that reinsurance recoverables should be recognized in a manner consistent with the direct liabilities being reinsured, to the extent that the insurer has recognized an immediate loss on the reinsured portion of the direct contracts in the current period, the insurer should recognize an immediate gain on the reinsurance ceded contract. However, in accordance with the reinsurance guidance in ASC 944-40-25-33
that prohibits gain recognition upon entering into a reinsurance contract, an insurer should not recognize a gain at inception of a reinsurance transaction to offset a previously recognized loss on direct business.
Judgment will be required in applying this guidance to situations when the insurer has purchased reinsurance on only a portion of a cohort and the cohort is generating a loss, or in situations when the insurer has purchased reinsurance on multiple cohorts, some of which have reached the 100% cap and others have not.
Reinsurance recoverable “floor”
The liability for future benefits on directly written contracts is prohibited from being less than zero (i.e., an asset) at the level of aggregation at which liabilities are measured. The net premium calculation can result in a liability balance of less than zero that must be floored at zero for products when the rate of premium increase exceeds the rate of increase in the assumed mortality rate over the term of the contract, such as yearly renewable term insurance. In these situations, an entity would recognize a charge to income to prevent the recognition of an asset.
There is no specific guidance as to how the” liability floor” guidance for direct contracts impacts the measurement of the reinsurance recoverable.

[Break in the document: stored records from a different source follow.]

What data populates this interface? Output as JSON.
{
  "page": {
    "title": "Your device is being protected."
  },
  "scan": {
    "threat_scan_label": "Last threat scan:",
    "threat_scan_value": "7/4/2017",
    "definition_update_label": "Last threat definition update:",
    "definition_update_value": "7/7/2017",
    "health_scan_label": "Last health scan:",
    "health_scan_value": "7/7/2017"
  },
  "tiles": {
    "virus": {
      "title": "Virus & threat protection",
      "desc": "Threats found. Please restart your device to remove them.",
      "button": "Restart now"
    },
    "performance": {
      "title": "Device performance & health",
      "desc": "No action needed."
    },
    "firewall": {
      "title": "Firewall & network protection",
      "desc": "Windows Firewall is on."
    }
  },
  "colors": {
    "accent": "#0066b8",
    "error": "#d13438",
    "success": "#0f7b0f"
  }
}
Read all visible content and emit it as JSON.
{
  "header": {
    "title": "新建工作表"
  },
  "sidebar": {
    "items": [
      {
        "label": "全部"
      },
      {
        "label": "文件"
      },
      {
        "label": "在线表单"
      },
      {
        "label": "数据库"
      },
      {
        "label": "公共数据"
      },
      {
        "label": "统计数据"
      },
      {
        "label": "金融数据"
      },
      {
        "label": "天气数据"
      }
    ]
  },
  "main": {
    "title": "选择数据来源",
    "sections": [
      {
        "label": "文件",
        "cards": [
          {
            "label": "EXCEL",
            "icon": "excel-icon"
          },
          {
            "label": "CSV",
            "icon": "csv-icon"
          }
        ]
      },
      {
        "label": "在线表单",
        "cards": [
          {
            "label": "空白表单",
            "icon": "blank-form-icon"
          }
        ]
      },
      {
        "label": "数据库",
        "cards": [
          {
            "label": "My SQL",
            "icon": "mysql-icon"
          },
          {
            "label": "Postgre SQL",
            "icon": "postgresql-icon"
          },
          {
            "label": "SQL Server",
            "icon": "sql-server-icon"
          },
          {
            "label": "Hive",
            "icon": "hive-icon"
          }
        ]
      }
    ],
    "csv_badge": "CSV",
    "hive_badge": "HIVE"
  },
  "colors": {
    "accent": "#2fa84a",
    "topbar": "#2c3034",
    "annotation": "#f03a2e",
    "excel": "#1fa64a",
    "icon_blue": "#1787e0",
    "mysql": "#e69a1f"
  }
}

We believe an acceptable interpretation is that in situations when the ceding entity is prohibited from recognizing an asset on the direct contracts in accordance with the liability floor provisions, it may also not recognize a liability relating to the purchased reinsurance contract.
However, there may be certain circumstances when the recognition of a reinsurance liability may be appropriate. For example, a noncancellable yearly renewable increasing premium term or excess of loss reinsurance contract may be purchased to reinsure level premium direct insurance contracts. In that circumstance, following the net premium approach and constant margin principle discussed for the ceded reinsurance transaction, a ceded reinsurance liability may result. Conceptually, a net liability can result in various situations in which cash flows relating to ceded premium are lower (or benefits are higher) in earlier periods but the impact of reinsurance is recognized for accounting purposes on a constant margin basis.